— Exercise —
For each line of the listing that includes the word "time", show the whole line.
== Records to process ==
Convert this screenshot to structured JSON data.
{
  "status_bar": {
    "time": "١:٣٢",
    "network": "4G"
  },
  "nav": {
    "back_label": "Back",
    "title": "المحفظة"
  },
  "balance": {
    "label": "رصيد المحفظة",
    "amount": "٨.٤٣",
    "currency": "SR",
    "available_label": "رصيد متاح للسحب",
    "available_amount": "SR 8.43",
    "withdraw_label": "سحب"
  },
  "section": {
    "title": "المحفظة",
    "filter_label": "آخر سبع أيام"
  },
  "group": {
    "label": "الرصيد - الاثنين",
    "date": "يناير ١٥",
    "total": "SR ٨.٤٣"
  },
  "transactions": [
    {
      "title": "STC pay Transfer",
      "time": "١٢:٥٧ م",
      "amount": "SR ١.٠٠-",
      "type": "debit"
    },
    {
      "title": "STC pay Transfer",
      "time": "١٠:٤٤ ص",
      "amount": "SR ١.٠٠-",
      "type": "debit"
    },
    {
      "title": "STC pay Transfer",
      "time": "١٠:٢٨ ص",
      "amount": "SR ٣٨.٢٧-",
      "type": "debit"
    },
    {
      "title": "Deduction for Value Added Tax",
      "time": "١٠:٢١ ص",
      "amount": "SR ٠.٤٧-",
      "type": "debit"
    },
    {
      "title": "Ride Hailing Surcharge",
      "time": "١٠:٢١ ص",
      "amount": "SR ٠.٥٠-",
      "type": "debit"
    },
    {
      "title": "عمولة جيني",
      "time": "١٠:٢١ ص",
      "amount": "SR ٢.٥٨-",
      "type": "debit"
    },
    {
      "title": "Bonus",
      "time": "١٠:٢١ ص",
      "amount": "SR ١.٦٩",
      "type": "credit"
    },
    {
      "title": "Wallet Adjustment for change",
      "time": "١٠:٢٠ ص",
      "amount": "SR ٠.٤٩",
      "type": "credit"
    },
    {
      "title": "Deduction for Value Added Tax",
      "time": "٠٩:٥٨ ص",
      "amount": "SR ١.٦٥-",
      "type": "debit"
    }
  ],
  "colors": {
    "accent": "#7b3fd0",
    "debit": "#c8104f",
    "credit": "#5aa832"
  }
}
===
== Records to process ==
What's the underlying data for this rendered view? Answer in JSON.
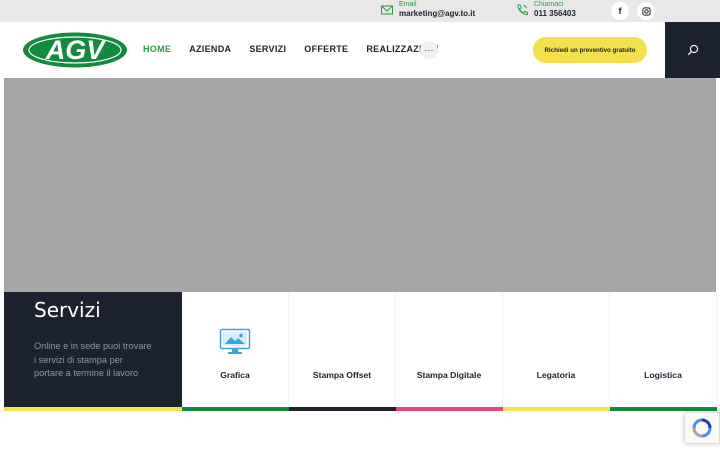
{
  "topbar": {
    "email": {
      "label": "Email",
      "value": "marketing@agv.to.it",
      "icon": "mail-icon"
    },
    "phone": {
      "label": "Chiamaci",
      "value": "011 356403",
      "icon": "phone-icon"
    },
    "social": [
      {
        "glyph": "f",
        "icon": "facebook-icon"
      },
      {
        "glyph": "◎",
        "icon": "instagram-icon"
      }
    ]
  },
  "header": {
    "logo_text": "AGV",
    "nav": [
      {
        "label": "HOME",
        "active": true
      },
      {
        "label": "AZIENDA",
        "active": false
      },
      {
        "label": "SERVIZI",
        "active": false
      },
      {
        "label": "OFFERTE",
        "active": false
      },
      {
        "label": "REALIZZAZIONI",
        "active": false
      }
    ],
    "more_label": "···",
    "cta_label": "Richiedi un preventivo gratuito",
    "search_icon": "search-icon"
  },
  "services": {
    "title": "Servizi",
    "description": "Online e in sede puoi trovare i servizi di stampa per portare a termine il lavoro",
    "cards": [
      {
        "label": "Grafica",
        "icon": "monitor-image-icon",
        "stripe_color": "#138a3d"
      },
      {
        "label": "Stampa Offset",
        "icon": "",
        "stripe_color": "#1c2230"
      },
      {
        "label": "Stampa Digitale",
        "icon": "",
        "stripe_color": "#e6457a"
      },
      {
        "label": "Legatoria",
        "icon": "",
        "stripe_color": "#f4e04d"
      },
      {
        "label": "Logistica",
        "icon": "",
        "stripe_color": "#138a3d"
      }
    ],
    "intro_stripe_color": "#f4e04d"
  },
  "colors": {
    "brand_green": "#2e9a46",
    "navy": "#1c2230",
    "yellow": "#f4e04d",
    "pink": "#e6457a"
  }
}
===
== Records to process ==
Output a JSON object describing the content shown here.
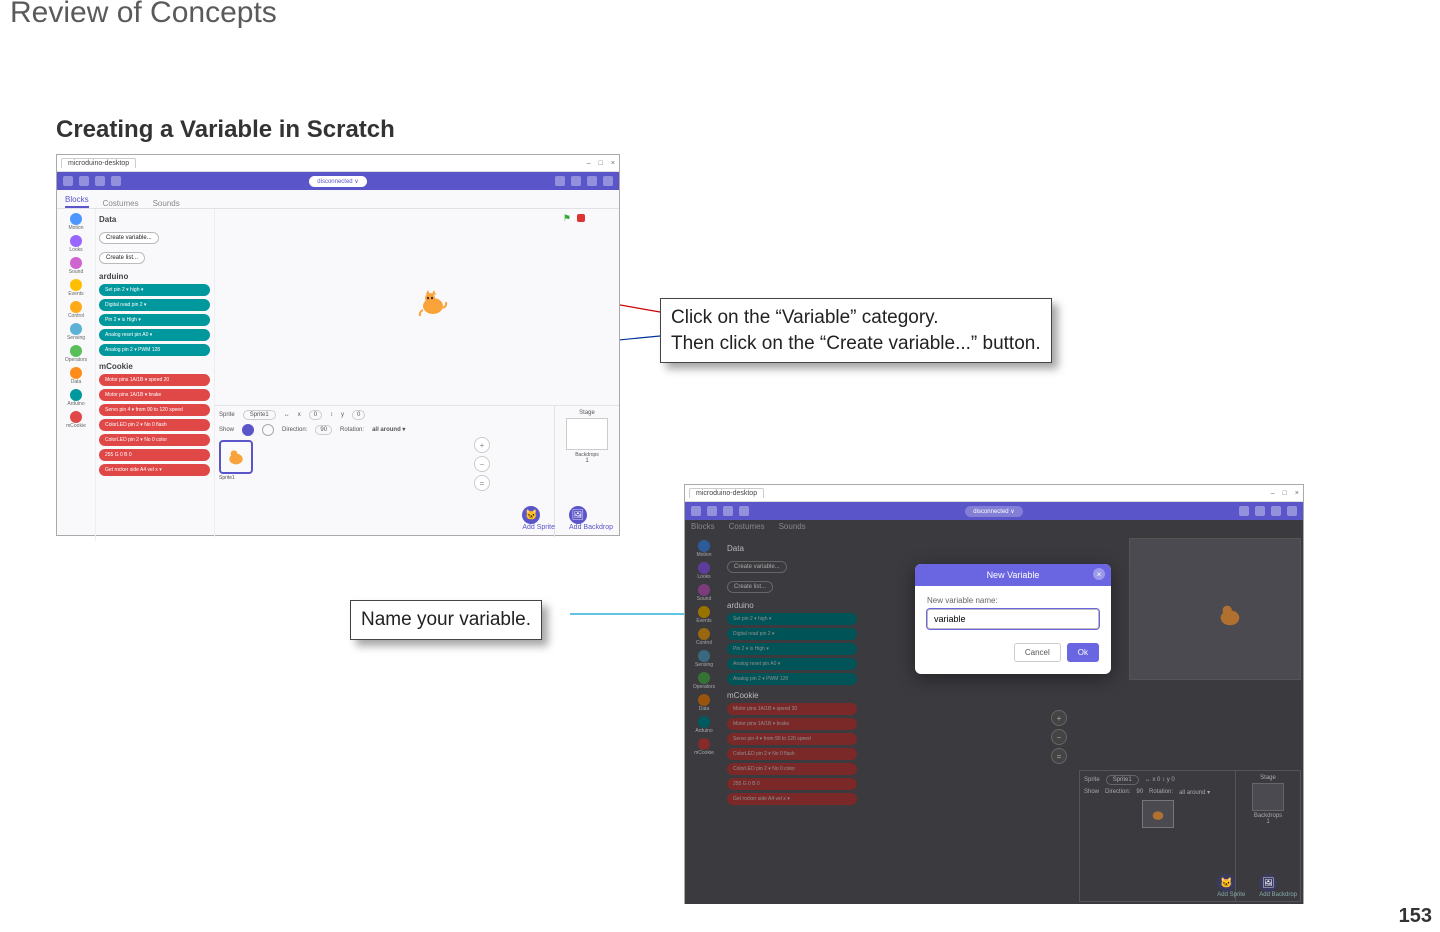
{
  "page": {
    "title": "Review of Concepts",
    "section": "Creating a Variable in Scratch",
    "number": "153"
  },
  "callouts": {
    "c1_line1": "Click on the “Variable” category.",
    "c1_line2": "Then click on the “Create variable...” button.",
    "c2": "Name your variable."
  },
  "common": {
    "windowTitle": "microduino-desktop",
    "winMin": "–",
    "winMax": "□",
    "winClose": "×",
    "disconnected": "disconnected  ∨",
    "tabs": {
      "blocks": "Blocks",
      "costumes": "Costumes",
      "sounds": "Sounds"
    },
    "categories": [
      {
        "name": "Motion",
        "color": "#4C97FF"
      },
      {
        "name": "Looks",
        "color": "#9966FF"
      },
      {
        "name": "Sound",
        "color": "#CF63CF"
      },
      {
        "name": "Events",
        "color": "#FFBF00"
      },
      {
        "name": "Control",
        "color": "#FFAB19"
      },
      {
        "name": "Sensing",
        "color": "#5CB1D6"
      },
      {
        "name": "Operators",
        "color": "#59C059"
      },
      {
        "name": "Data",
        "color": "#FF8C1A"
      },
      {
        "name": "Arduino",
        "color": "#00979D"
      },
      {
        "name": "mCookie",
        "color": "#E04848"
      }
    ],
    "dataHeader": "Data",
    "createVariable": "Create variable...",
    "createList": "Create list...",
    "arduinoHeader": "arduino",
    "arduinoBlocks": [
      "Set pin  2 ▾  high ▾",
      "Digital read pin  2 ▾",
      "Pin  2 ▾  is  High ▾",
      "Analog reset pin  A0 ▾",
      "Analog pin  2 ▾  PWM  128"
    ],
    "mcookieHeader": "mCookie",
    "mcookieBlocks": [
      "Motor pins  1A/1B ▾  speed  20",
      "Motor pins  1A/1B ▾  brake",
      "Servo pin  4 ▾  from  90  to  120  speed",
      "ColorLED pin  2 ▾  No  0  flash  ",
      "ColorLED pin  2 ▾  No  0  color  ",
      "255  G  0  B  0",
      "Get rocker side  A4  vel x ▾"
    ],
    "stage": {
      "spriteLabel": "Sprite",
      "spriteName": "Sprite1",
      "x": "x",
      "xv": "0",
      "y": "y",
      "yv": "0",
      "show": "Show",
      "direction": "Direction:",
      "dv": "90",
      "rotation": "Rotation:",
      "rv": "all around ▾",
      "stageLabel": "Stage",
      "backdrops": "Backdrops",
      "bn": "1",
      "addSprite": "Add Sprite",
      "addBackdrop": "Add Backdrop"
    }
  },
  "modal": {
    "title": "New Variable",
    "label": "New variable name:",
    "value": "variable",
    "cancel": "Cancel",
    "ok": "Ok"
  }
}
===
— Response box —
    "time": "١:٣٢",
      "time": "١٢:٥٧ م",
      "time": "١٠:٤٤ ص",
      "time": "١٠:٢٨ ص",
      "time": "١٠:٢١ ص",
      "time": "١٠:٢١ ص",
      "time": "١٠:٢١ ص",
      "time": "١٠:٢١ ص",
      "time": "١٠:٢٠ ص",
      "time": "٠٩:٥٨ ص",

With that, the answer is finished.